Another problem is where politicians belong to many, many boards and committees, some of which never actually meet, or meet once or twice a year, yet receive pay (or “reimbursements) which can really inflate the politicians’ incomes.

This was a big issue in the City of Bell scandal, where they were paid to attend committee meetings, when the committee meetings weren’t even held or were token-held (i.e., at the end of a city council meeting, they would open and close a committee meetings within one minute, and collect pay for it).

This practice of belonging to many community committees and/or organizations also horribly cronyfies a local government.

Question: Are the local tax monies that are being given to CAPSLO earmarked to stay in SLO County or can they be spent in one of the other eight counties that CAPSLO serves?

Sorry, taxpapyer, it’s government accounting, we will never know. Just ask Jerry Brown and his balanced budget approach because the budget is already in the hole because the projected income for the State, already fell short in January. All of it is a joke!

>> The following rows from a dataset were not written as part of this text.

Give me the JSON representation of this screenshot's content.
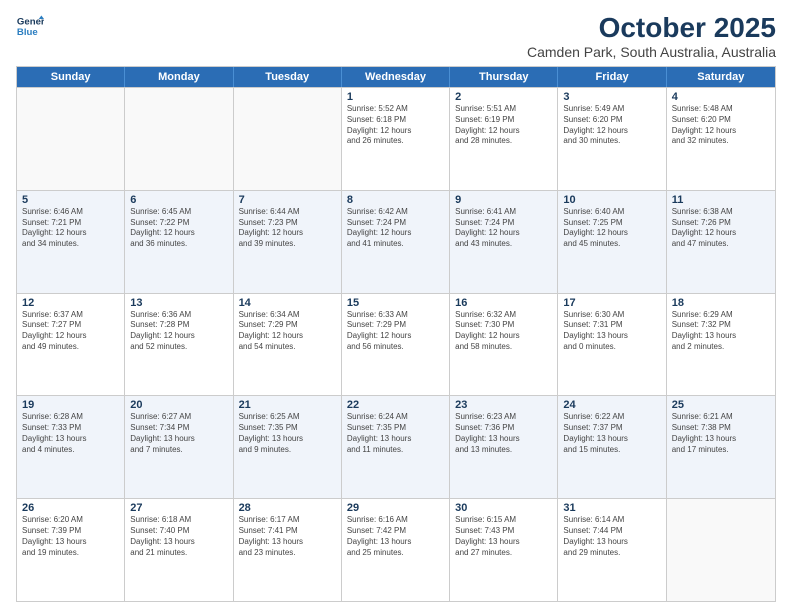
{
  "logo": {
    "line1": "General",
    "line2": "Blue"
  },
  "title": "October 2025",
  "location": "Camden Park, South Australia, Australia",
  "header_days": [
    "Sunday",
    "Monday",
    "Tuesday",
    "Wednesday",
    "Thursday",
    "Friday",
    "Saturday"
  ],
  "weeks": [
    [
      {
        "day": "",
        "text": ""
      },
      {
        "day": "",
        "text": ""
      },
      {
        "day": "",
        "text": ""
      },
      {
        "day": "1",
        "text": "Sunrise: 5:52 AM\nSunset: 6:18 PM\nDaylight: 12 hours\nand 26 minutes."
      },
      {
        "day": "2",
        "text": "Sunrise: 5:51 AM\nSunset: 6:19 PM\nDaylight: 12 hours\nand 28 minutes."
      },
      {
        "day": "3",
        "text": "Sunrise: 5:49 AM\nSunset: 6:20 PM\nDaylight: 12 hours\nand 30 minutes."
      },
      {
        "day": "4",
        "text": "Sunrise: 5:48 AM\nSunset: 6:20 PM\nDaylight: 12 hours\nand 32 minutes."
      }
    ],
    [
      {
        "day": "5",
        "text": "Sunrise: 6:46 AM\nSunset: 7:21 PM\nDaylight: 12 hours\nand 34 minutes."
      },
      {
        "day": "6",
        "text": "Sunrise: 6:45 AM\nSunset: 7:22 PM\nDaylight: 12 hours\nand 36 minutes."
      },
      {
        "day": "7",
        "text": "Sunrise: 6:44 AM\nSunset: 7:23 PM\nDaylight: 12 hours\nand 39 minutes."
      },
      {
        "day": "8",
        "text": "Sunrise: 6:42 AM\nSunset: 7:24 PM\nDaylight: 12 hours\nand 41 minutes."
      },
      {
        "day": "9",
        "text": "Sunrise: 6:41 AM\nSunset: 7:24 PM\nDaylight: 12 hours\nand 43 minutes."
      },
      {
        "day": "10",
        "text": "Sunrise: 6:40 AM\nSunset: 7:25 PM\nDaylight: 12 hours\nand 45 minutes."
      },
      {
        "day": "11",
        "text": "Sunrise: 6:38 AM\nSunset: 7:26 PM\nDaylight: 12 hours\nand 47 minutes."
      }
    ],
    [
      {
        "day": "12",
        "text": "Sunrise: 6:37 AM\nSunset: 7:27 PM\nDaylight: 12 hours\nand 49 minutes."
      },
      {
        "day": "13",
        "text": "Sunrise: 6:36 AM\nSunset: 7:28 PM\nDaylight: 12 hours\nand 52 minutes."
      },
      {
        "day": "14",
        "text": "Sunrise: 6:34 AM\nSunset: 7:29 PM\nDaylight: 12 hours\nand 54 minutes."
      },
      {
        "day": "15",
        "text": "Sunrise: 6:33 AM\nSunset: 7:29 PM\nDaylight: 12 hours\nand 56 minutes."
      },
      {
        "day": "16",
        "text": "Sunrise: 6:32 AM\nSunset: 7:30 PM\nDaylight: 12 hours\nand 58 minutes."
      },
      {
        "day": "17",
        "text": "Sunrise: 6:30 AM\nSunset: 7:31 PM\nDaylight: 13 hours\nand 0 minutes."
      },
      {
        "day": "18",
        "text": "Sunrise: 6:29 AM\nSunset: 7:32 PM\nDaylight: 13 hours\nand 2 minutes."
      }
    ],
    [
      {
        "day": "19",
        "text": "Sunrise: 6:28 AM\nSunset: 7:33 PM\nDaylight: 13 hours\nand 4 minutes."
      },
      {
        "day": "20",
        "text": "Sunrise: 6:27 AM\nSunset: 7:34 PM\nDaylight: 13 hours\nand 7 minutes."
      },
      {
        "day": "21",
        "text": "Sunrise: 6:25 AM\nSunset: 7:35 PM\nDaylight: 13 hours\nand 9 minutes."
      },
      {
        "day": "22",
        "text": "Sunrise: 6:24 AM\nSunset: 7:35 PM\nDaylight: 13 hours\nand 11 minutes."
      },
      {
        "day": "23",
        "text": "Sunrise: 6:23 AM\nSunset: 7:36 PM\nDaylight: 13 hours\nand 13 minutes."
      },
      {
        "day": "24",
        "text": "Sunrise: 6:22 AM\nSunset: 7:37 PM\nDaylight: 13 hours\nand 15 minutes."
      },
      {
        "day": "25",
        "text": "Sunrise: 6:21 AM\nSunset: 7:38 PM\nDaylight: 13 hours\nand 17 minutes."
      }
    ],
    [
      {
        "day": "26",
        "text": "Sunrise: 6:20 AM\nSunset: 7:39 PM\nDaylight: 13 hours\nand 19 minutes."
      },
      {
        "day": "27",
        "text": "Sunrise: 6:18 AM\nSunset: 7:40 PM\nDaylight: 13 hours\nand 21 minutes."
      },
      {
        "day": "28",
        "text": "Sunrise: 6:17 AM\nSunset: 7:41 PM\nDaylight: 13 hours\nand 23 minutes."
      },
      {
        "day": "29",
        "text": "Sunrise: 6:16 AM\nSunset: 7:42 PM\nDaylight: 13 hours\nand 25 minutes."
      },
      {
        "day": "30",
        "text": "Sunrise: 6:15 AM\nSunset: 7:43 PM\nDaylight: 13 hours\nand 27 minutes."
      },
      {
        "day": "31",
        "text": "Sunrise: 6:14 AM\nSunset: 7:44 PM\nDaylight: 13 hours\nand 29 minutes."
      },
      {
        "day": "",
        "text": ""
      }
    ]
  ]
}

The answer to your question is that CAPSLO funds most programs from government grants specifically for a given program and maintains separate accounting for each one. The out-of-county Head Start programs are funded by and audited by the state and federal government agencies responsible for them. If there are any SLO County tax monies sent out-of-county, it would have to be done on a very small scale in a very discreet way to avoid detection. I doubt it would be worth the trouble and I suspect that, if anything, the opposite would be more likely to occur.

Thanks. So we won’t know whether or not it’s been done without seeing those separate accounts. Where exactly are the local tax dollars and individual donor”s money being spent and for what? Those are valid questions and need to be answered.

Hello? Just because grant money is supposed to be spent in a certain way does not mean it is spent that way.

Government audits are a nice concept, but government audits didn’t turn up the homeless-funding scam run by CAPSLO, did they?

Audits are not the Baby Jesus many dishonest government workers would like the public to believe they are.

I’ve worked in a local government agency, and it is very easy to screw around with an audit. They rely on the information presented by the agency and, IMO, would not find an scams like CAPSLO’s off-budget accounting for homeless funds, charging homeless for services they did not receive, etc.